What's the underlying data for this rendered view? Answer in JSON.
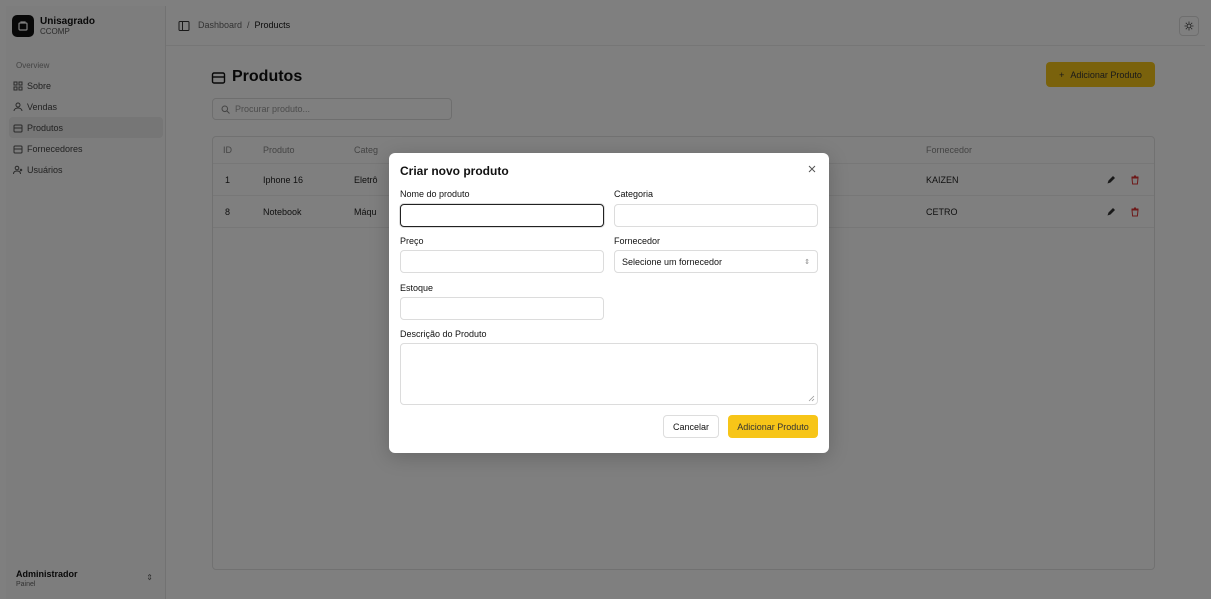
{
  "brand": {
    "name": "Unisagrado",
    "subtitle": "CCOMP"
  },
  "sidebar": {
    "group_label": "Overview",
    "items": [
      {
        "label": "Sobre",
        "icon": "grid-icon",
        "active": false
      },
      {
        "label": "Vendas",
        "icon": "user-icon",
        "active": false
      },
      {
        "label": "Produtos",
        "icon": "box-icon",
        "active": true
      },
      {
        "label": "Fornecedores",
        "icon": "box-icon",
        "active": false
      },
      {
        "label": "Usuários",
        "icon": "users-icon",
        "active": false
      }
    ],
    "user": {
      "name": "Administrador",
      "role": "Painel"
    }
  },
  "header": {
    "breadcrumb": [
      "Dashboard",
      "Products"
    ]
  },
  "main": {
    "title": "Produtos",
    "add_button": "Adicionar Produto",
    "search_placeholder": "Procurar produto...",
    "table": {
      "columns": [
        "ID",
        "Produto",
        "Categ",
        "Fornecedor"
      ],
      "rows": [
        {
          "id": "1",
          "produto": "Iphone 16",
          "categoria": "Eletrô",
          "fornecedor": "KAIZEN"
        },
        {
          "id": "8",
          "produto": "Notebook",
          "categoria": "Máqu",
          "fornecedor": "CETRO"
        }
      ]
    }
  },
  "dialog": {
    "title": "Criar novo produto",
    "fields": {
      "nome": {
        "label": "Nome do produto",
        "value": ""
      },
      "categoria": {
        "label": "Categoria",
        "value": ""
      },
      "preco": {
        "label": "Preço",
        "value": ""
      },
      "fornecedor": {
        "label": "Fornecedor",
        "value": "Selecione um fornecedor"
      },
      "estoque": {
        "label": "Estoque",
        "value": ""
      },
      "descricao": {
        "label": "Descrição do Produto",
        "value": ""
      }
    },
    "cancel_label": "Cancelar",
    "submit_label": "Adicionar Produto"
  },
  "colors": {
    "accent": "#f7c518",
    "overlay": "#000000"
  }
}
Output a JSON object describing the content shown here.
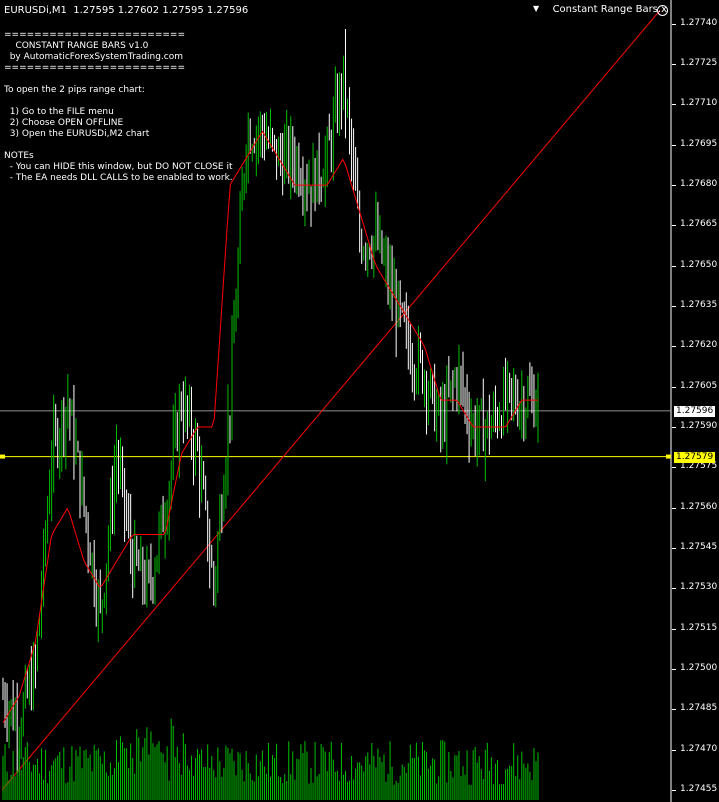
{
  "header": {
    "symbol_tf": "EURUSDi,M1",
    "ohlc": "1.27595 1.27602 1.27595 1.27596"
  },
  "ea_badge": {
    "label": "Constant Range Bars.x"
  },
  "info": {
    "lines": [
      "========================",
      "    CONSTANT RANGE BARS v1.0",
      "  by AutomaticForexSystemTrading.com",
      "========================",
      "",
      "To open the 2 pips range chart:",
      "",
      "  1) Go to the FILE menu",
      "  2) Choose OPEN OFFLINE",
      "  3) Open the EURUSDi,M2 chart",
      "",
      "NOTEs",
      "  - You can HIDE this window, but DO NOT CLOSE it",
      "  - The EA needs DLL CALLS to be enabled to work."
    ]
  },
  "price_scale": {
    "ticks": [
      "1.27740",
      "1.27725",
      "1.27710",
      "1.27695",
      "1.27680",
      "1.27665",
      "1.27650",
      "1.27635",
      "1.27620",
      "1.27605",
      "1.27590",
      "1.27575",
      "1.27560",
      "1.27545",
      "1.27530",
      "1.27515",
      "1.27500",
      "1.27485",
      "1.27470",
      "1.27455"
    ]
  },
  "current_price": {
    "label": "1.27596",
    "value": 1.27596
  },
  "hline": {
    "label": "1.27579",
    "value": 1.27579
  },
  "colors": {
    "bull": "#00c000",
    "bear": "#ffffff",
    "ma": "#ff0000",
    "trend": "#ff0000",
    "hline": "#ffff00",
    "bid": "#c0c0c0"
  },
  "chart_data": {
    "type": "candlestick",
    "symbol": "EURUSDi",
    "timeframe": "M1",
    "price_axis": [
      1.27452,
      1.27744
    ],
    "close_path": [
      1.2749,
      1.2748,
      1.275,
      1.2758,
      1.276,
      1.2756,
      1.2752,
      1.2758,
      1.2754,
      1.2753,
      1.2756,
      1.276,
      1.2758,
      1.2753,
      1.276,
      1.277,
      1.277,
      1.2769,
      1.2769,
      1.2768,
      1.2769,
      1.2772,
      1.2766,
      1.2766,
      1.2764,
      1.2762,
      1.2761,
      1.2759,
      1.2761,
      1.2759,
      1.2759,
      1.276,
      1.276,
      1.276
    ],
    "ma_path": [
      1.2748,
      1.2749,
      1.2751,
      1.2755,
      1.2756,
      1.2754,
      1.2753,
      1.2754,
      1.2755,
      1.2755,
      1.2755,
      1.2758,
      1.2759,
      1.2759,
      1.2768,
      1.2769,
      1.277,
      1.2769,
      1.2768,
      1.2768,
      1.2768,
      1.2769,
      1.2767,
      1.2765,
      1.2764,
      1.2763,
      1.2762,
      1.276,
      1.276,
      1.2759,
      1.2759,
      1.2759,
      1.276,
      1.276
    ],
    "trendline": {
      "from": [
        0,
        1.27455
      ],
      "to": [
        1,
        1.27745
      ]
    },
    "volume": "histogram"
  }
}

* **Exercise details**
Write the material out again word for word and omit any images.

* **Response area**
What's the underlying data for this rendered view? Answer in JSON.
{
  "brand": {
    "name": "Unisagrado",
    "subtitle": "CCOMP"
  },
  "sidebar": {
    "group_label": "Overview",
    "items": [
      {
        "label": "Sobre",
        "icon": "grid-icon",
        "active": false
      },
      {
        "label": "Vendas",
        "icon": "user-icon",
        "active": false
      },
      {
        "label": "Produtos",
        "icon": "box-icon",
        "active": true
      },
      {
        "label": "Fornecedores",
        "icon": "box-icon",
        "active": false
      },
      {
        "label": "Usuários",
        "icon": "users-icon",
        "active": false
      }
    ],
    "user": {
      "name": "Administrador",
      "role": "Painel"
    }
  },
  "header": {
    "breadcrumb": [
      "Dashboard",
      "Products"
    ]
  },
  "main": {
    "title": "Produtos",
    "add_button": "Adicionar Produto",
    "search_placeholder": "Procurar produto...",
    "table": {
      "columns": [
        "ID",
        "Produto",
        "Categ",
        "Fornecedor"
      ],
      "rows": [
        {
          "id": "1",
          "produto": "Iphone 16",
          "categoria": "Eletrô",
          "fornecedor": "KAIZEN"
        },
        {
          "id": "8",
          "produto": "Notebook",
          "categoria": "Máqu",
          "fornecedor": "CETRO"
        }
      ]
    }
  },
  "dialog": {
    "title": "Criar novo produto",
    "fields": {
      "nome": {
        "label": "Nome do produto",
        "value": ""
      },
      "categoria": {
        "label": "Categoria",
        "value": ""
      },
      "preco": {
        "label": "Preço",
        "value": ""
      },
      "fornecedor": {
        "label": "Fornecedor",
        "value": "Selecione um fornecedor"
      },
      "estoque": {
        "label": "Estoque",
        "value": ""
      },
      "descricao": {
        "label": "Descrição do Produto",
        "value": ""
      }
    },
    "cancel_label": "Cancelar",
    "submit_label": "Adicionar Produto"
  },
  "colors": {
    "accent": "#f7c518",
    "overlay": "#000000"
  }
}
Output a JSON object describing the content shown here.
{
  "header": {
    "symbol_tf": "EURUSDi,M1",
    "ohlc": "1.27595 1.27602 1.27595 1.27596"
  },
  "ea_badge": {
    "label": "Constant Range Bars.x"
  },
  "info": {
    "lines": [
      "========================",
      "    CONSTANT RANGE BARS v1.0",
      "  by AutomaticForexSystemTrading.com",
      "========================",
      "",
      "To open the 2 pips range chart:",
      "",
      "  1) Go to the FILE menu",
      "  2) Choose OPEN OFFLINE",
      "  3) Open the EURUSDi,M2 chart",
      "",
      "NOTEs",
      "  - You can HIDE this window, but DO NOT CLOSE it",
      "  - The EA needs DLL CALLS to be enabled to work."
    ]
  },
  "price_scale": {
    "ticks": [
      "1.27740",
      "1.27725",
      "1.27710",
      "1.27695",
      "1.27680",
      "1.27665",
      "1.27650",
      "1.27635",
      "1.27620",
      "1.27605",
      "1.27590",
      "1.27575",
      "1.27560",
      "1.27545",
      "1.27530",
      "1.27515",
      "1.27500",
      "1.27485",
      "1.27470",
      "1.27455"
    ]
  },
  "current_price": {
    "label": "1.27596",
    "value": 1.27596
  },
  "hline": {
    "label": "1.27579",
    "value": 1.27579
  },
  "colors": {
    "bull": "#00c000",
    "bear": "#ffffff",
    "ma": "#ff0000",
    "trend": "#ff0000",
    "hline": "#ffff00",
    "bid": "#c0c0c0"
  },
  "chart_data": {
    "type": "candlestick",
    "symbol": "EURUSDi",
    "timeframe": "M1",
    "price_axis": [
      1.27452,
      1.27744
    ],
    "close_path": [
      1.2749,
      1.2748,
      1.275,
      1.2758,
      1.276,
      1.2756,
      1.2752,
      1.2758,
      1.2754,
      1.2753,
      1.2756,
      1.276,
      1.2758,
      1.2753,
      1.276,
      1.277,
      1.277,
      1.2769,
      1.2769,
      1.2768,
      1.2769,
      1.2772,
      1.2766,
      1.2766,
      1.2764,
      1.2762,
      1.2761,
      1.2759,
      1.2761,
      1.2759,
      1.2759,
      1.276,
      1.276,
      1.276
    ],
    "ma_path": [
      1.2748,
      1.2749,
      1.2751,
      1.2755,
      1.2756,
      1.2754,
      1.2753,
      1.2754,
      1.2755,
      1.2755,
      1.2755,
      1.2758,
      1.2759,
      1.2759,
      1.2768,
      1.2769,
      1.277,
      1.2769,
      1.2768,
      1.2768,
      1.2768,
      1.2769,
      1.2767,
      1.2765,
      1.2764,
      1.2763,
      1.2762,
      1.276,
      1.276,
      1.2759,
      1.2759,
      1.2759,
      1.276,
      1.276
    ],
    "trendline": {
      "from": [
        0,
        1.27455
      ],
      "to": [
        1,
        1.27745
      ]
    },
    "volume": "histogram"
  }
}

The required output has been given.